**Records for this exercise**.
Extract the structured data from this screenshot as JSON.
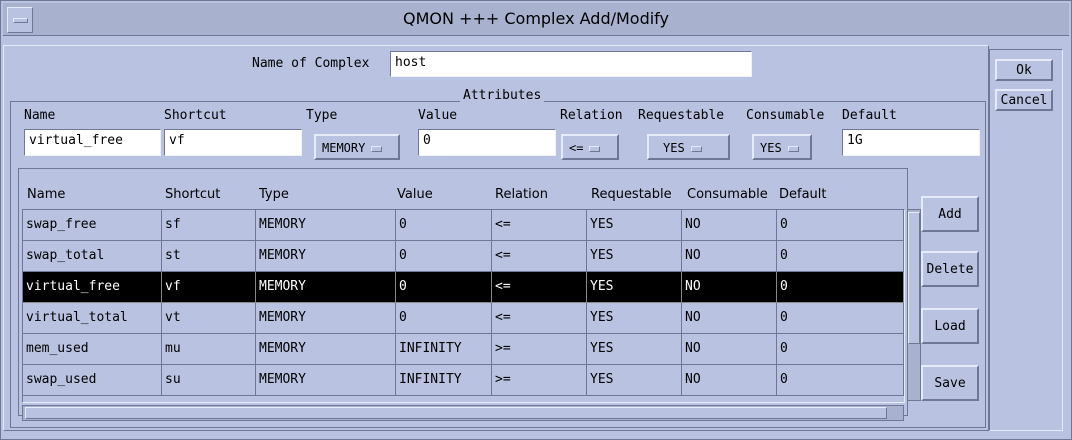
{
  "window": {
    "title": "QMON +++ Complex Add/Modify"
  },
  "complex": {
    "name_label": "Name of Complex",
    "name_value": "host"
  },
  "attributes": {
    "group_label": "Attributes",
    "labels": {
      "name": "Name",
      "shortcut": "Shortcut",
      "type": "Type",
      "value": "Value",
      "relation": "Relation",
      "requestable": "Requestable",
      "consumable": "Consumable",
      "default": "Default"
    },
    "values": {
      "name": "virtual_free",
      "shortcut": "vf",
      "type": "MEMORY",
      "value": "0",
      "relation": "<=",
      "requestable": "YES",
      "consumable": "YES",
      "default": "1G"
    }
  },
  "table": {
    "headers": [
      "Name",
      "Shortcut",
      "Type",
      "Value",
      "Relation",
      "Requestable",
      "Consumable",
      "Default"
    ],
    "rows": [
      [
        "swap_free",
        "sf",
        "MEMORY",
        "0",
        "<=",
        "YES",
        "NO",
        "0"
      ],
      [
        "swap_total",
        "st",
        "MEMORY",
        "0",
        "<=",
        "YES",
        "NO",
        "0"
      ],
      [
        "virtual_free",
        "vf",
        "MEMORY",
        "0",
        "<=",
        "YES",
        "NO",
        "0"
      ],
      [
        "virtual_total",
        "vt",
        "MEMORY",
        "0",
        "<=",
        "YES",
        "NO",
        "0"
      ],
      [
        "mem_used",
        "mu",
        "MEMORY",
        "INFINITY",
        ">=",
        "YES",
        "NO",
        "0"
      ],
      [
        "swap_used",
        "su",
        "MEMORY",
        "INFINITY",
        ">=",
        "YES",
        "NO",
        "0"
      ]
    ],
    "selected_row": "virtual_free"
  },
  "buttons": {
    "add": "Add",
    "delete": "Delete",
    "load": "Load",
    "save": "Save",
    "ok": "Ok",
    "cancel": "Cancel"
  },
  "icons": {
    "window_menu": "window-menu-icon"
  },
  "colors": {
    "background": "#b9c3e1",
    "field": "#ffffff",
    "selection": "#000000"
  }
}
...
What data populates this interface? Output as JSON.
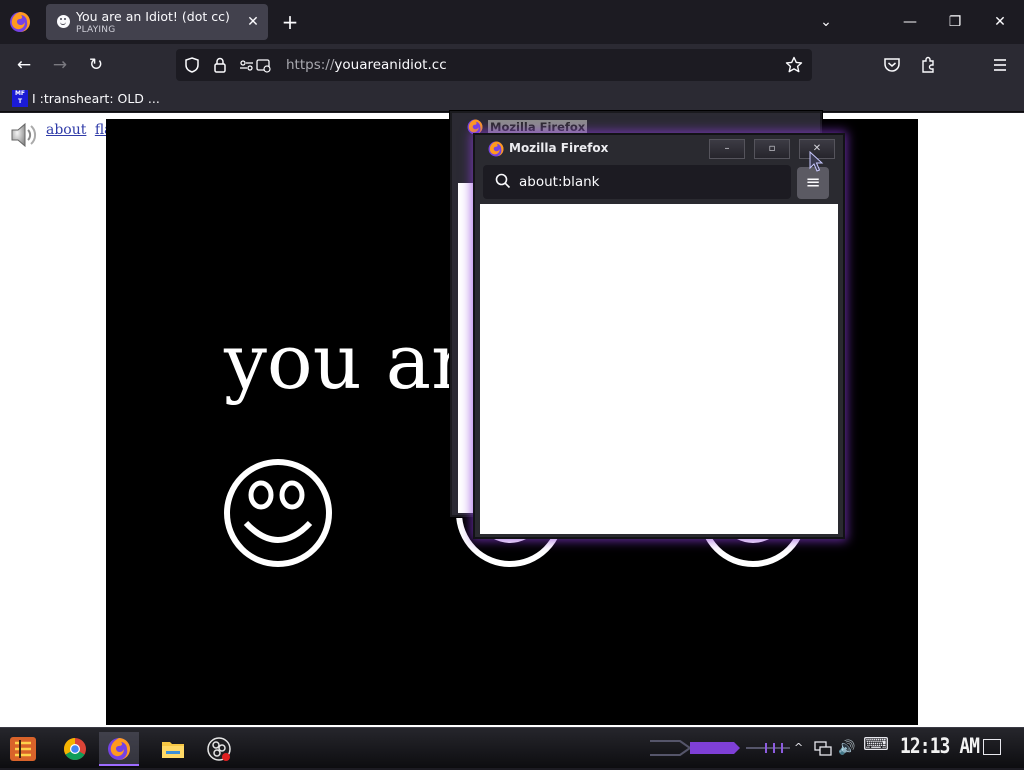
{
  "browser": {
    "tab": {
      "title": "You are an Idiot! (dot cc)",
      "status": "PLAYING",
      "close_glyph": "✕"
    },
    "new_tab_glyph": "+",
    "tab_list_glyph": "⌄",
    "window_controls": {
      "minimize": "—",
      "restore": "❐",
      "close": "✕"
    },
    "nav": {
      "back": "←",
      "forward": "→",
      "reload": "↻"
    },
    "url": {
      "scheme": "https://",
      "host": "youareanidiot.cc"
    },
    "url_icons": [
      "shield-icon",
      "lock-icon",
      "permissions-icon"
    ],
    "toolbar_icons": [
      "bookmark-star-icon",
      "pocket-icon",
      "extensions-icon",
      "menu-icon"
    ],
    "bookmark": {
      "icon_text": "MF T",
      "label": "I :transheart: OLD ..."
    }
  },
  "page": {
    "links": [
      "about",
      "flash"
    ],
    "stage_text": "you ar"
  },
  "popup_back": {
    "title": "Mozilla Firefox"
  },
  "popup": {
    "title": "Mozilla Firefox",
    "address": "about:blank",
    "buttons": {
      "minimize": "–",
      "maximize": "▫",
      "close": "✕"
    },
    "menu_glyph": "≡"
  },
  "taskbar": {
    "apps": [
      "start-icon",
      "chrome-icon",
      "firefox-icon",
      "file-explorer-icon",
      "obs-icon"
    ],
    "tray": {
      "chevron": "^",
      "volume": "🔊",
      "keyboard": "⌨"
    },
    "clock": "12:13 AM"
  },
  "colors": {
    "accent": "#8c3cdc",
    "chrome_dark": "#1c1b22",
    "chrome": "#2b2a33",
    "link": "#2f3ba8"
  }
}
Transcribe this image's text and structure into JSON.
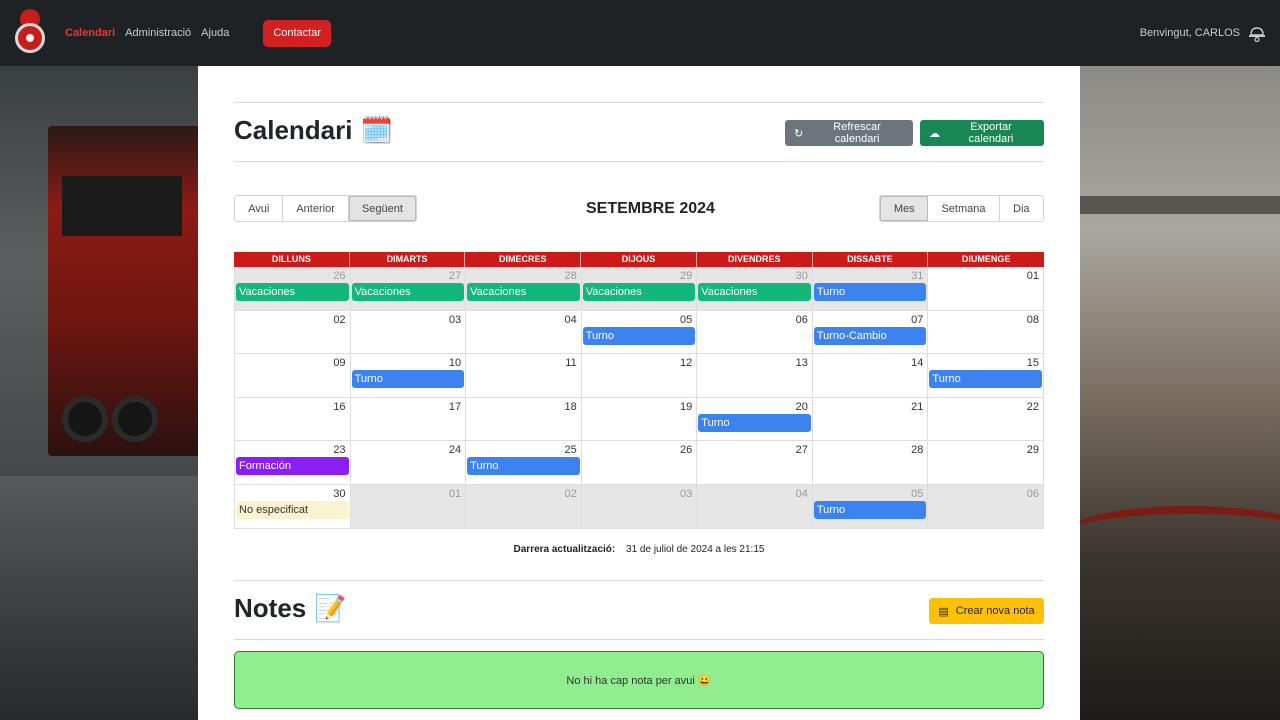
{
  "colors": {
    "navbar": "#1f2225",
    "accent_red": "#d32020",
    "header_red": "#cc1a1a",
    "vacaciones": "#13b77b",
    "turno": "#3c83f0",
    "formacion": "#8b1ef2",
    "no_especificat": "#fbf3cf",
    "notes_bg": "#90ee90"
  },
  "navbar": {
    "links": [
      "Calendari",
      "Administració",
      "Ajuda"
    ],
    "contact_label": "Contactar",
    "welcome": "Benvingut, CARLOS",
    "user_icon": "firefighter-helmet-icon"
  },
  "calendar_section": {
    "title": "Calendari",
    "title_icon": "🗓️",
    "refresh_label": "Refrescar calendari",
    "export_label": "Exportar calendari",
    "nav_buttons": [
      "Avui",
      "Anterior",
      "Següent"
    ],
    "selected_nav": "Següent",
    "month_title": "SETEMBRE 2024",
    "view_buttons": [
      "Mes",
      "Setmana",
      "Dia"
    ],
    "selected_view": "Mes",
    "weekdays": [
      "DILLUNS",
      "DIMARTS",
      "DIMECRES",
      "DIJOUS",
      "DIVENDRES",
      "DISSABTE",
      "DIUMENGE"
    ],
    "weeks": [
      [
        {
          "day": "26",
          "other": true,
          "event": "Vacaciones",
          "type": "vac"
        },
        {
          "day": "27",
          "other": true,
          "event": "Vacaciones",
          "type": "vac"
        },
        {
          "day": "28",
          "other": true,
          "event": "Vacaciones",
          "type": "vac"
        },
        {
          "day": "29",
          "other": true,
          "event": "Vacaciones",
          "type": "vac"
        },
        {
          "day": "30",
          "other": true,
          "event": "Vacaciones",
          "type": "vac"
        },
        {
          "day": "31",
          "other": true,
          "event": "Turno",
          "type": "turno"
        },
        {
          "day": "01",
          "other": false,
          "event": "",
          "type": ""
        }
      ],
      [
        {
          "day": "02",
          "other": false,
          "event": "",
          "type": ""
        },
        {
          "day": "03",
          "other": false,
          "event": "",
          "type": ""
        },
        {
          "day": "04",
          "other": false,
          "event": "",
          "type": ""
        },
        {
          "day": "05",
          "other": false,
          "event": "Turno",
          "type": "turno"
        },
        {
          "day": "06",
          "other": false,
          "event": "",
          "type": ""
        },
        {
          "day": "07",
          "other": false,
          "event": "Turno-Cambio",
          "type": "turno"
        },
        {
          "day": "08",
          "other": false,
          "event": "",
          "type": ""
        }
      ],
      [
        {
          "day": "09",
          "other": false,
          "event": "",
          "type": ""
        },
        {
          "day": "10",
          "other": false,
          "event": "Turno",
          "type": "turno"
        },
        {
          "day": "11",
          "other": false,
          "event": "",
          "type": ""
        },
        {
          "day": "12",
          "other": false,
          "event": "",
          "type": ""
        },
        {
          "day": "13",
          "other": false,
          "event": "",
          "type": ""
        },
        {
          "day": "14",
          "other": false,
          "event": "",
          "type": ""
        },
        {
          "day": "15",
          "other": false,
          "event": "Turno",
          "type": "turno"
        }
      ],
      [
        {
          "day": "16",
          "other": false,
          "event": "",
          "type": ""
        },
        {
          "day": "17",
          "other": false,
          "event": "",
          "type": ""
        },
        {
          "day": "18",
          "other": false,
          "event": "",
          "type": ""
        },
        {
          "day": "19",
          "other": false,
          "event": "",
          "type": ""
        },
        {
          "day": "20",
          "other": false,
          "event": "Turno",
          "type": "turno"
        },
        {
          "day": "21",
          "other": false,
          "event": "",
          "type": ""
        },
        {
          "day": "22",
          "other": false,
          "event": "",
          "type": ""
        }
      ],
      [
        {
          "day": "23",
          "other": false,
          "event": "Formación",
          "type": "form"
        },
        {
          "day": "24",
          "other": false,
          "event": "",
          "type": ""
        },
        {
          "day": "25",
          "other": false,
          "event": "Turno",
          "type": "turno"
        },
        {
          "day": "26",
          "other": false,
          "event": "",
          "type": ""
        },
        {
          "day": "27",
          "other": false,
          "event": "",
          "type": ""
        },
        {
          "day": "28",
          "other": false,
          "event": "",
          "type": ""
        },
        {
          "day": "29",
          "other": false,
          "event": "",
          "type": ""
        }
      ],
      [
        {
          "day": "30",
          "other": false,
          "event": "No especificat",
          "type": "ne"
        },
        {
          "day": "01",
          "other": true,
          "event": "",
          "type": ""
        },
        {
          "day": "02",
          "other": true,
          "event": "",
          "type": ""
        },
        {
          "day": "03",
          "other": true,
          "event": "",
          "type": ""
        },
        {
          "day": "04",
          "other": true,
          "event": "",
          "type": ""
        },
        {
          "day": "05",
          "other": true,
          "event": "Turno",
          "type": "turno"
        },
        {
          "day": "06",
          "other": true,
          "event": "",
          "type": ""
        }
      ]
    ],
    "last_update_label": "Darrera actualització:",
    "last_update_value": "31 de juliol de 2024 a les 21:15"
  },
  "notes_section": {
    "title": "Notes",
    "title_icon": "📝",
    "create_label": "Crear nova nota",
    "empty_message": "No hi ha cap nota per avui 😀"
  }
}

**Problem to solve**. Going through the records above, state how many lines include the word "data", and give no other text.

**Completed exercise**. 2